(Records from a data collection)
════════════════
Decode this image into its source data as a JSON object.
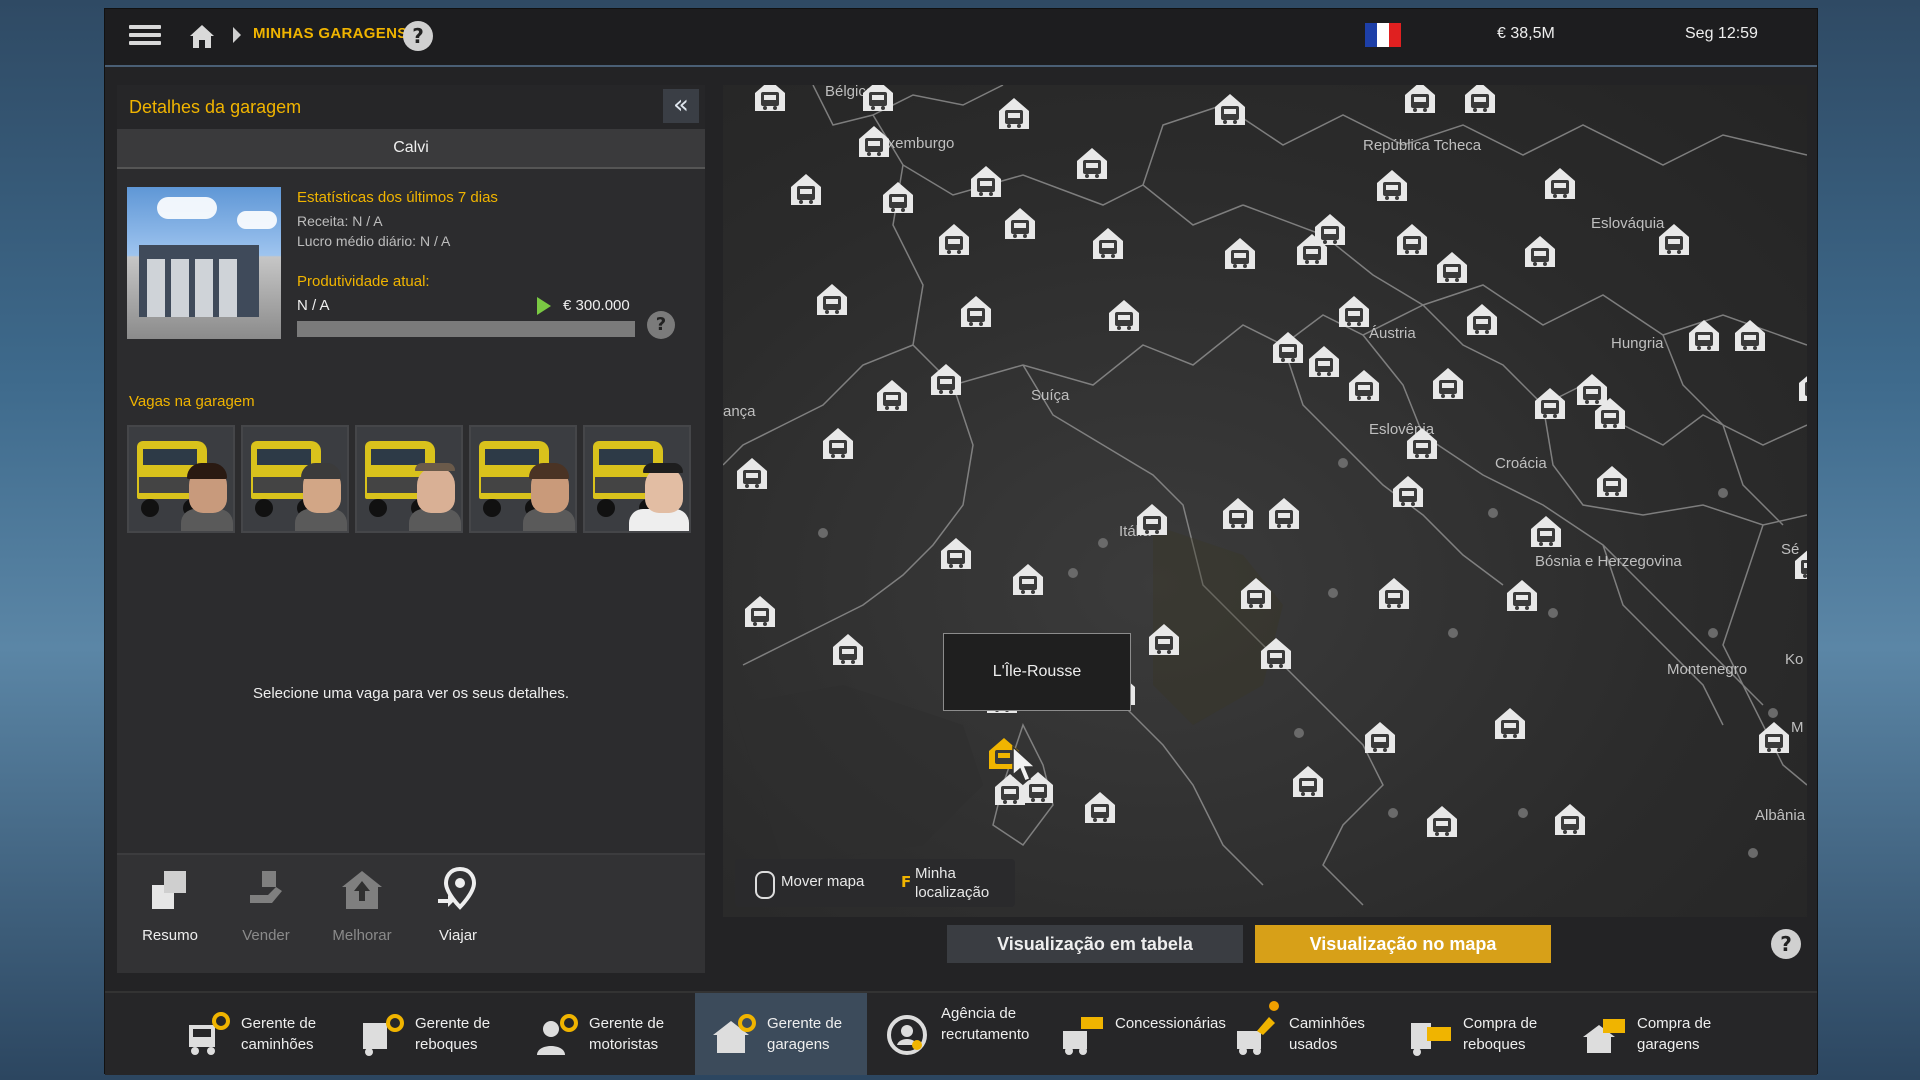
{
  "topbar": {
    "breadcrumb": "MINHAS GARAGENS",
    "help": "?",
    "money": "€ 38,5M",
    "time": "Seg 12:59",
    "flag_colors": [
      "#1d3fa8",
      "#ffffff",
      "#e02020"
    ]
  },
  "details": {
    "title": "Detalhes da garagem",
    "collapse": "«",
    "garage_name": "Calvi",
    "stats_title": "Estatísticas dos últimos 7 dias",
    "revenue": "Receita: N / A",
    "avg_profit": "Lucro médio diário: N / A",
    "productivity_title": "Produtividade atual:",
    "productivity_value": "N / A",
    "productivity_target": "€ 300.000",
    "productivity_fraction": 0.0,
    "help": "?",
    "slots_title": "Vagas na garagem",
    "select_message": "Selecione uma vaga para ver os seus detalhes.",
    "actions": [
      {
        "label": "Resumo",
        "icon": "summary-icon",
        "enabled": true
      },
      {
        "label": "Vender",
        "icon": "sell-icon",
        "enabled": false
      },
      {
        "label": "Melhorar",
        "icon": "upgrade-icon",
        "enabled": false
      },
      {
        "label": "Viajar",
        "icon": "travel-pin-icon",
        "enabled": true
      }
    ]
  },
  "map": {
    "labels": [
      "Bélgica",
      "Luxemburgo",
      "República Tcheca",
      "Eslováquia",
      "Áustria",
      "Hungria",
      "Suíça",
      "Eslovênia",
      "Croácia",
      "Itália",
      "Bósnia e Herzegovina",
      "Montenegro",
      "Albânia",
      "ança",
      "Sé",
      "Ko",
      "M"
    ],
    "tooltip": "L'Île-Rousse",
    "controls": {
      "move_map": "Mover mapa",
      "key": "F",
      "my_location": "Minha localização"
    }
  },
  "view_buttons": {
    "table": "Visualização em tabela",
    "map": "Visualização no mapa",
    "help": "?"
  },
  "bottom_nav": [
    {
      "label": "Gerente de caminhões",
      "icon": "truck-manager-icon"
    },
    {
      "label": "Gerente de reboques",
      "icon": "trailer-manager-icon"
    },
    {
      "label": "Gerente de motoristas",
      "icon": "driver-manager-icon"
    },
    {
      "label": "Gerente de garagens",
      "icon": "garage-manager-icon",
      "active": true
    },
    {
      "label": "Agência de recrutamento",
      "icon": "recruitment-agency-icon"
    },
    {
      "label": "Concessionárias",
      "icon": "dealer-icon"
    },
    {
      "label": "Caminhões usados",
      "icon": "used-trucks-icon",
      "badge": true
    },
    {
      "label": "Compra de reboques",
      "icon": "buy-trailers-icon"
    },
    {
      "label": "Compra de garagens",
      "icon": "buy-garages-icon"
    }
  ],
  "colors": {
    "accent": "#f0b400",
    "map_button": "#d7a018",
    "active_nav": "#3c4b5b"
  }
}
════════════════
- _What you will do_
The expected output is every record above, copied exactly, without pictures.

- _Reply to the exercise_
Decode this image into its source data as a JSON object.
{
  "topbar": {
    "breadcrumb": "MINHAS GARAGENS",
    "help": "?",
    "money": "€ 38,5M",
    "time": "Seg 12:59",
    "flag_colors": [
      "#1d3fa8",
      "#ffffff",
      "#e02020"
    ]
  },
  "details": {
    "title": "Detalhes da garagem",
    "collapse": "«",
    "garage_name": "Calvi",
    "stats_title": "Estatísticas dos últimos 7 dias",
    "revenue": "Receita: N / A",
    "avg_profit": "Lucro médio diário: N / A",
    "productivity_title": "Produtividade atual:",
    "productivity_value": "N / A",
    "productivity_target": "€ 300.000",
    "productivity_fraction": 0.0,
    "help": "?",
    "slots_title": "Vagas na garagem",
    "select_message": "Selecione uma vaga para ver os seus detalhes.",
    "actions": [
      {
        "label": "Resumo",
        "icon": "summary-icon",
        "enabled": true
      },
      {
        "label": "Vender",
        "icon": "sell-icon",
        "enabled": false
      },
      {
        "label": "Melhorar",
        "icon": "upgrade-icon",
        "enabled": false
      },
      {
        "label": "Viajar",
        "icon": "travel-pin-icon",
        "enabled": true
      }
    ]
  },
  "map": {
    "labels": [
      "Bélgica",
      "Luxemburgo",
      "República Tcheca",
      "Eslováquia",
      "Áustria",
      "Hungria",
      "Suíça",
      "Eslovênia",
      "Croácia",
      "Itália",
      "Bósnia e Herzegovina",
      "Montenegro",
      "Albânia",
      "ança",
      "Sé",
      "Ko",
      "M"
    ],
    "tooltip": "L'Île-Rousse",
    "controls": {
      "move_map": "Mover mapa",
      "key": "F",
      "my_location": "Minha localização"
    }
  },
  "view_buttons": {
    "table": "Visualização em tabela",
    "map": "Visualização no mapa",
    "help": "?"
  },
  "bottom_nav": [
    {
      "label": "Gerente de caminhões",
      "icon": "truck-manager-icon"
    },
    {
      "label": "Gerente de reboques",
      "icon": "trailer-manager-icon"
    },
    {
      "label": "Gerente de motoristas",
      "icon": "driver-manager-icon"
    },
    {
      "label": "Gerente de garagens",
      "icon": "garage-manager-icon",
      "active": true
    },
    {
      "label": "Agência de recrutamento",
      "icon": "recruitment-agency-icon"
    },
    {
      "label": "Concessionárias",
      "icon": "dealer-icon"
    },
    {
      "label": "Caminhões usados",
      "icon": "used-trucks-icon",
      "badge": true
    },
    {
      "label": "Compra de reboques",
      "icon": "buy-trailers-icon"
    },
    {
      "label": "Compra de garagens",
      "icon": "buy-garages-icon"
    }
  ],
  "colors": {
    "accent": "#f0b400",
    "map_button": "#d7a018",
    "active_nav": "#3c4b5b"
  }
}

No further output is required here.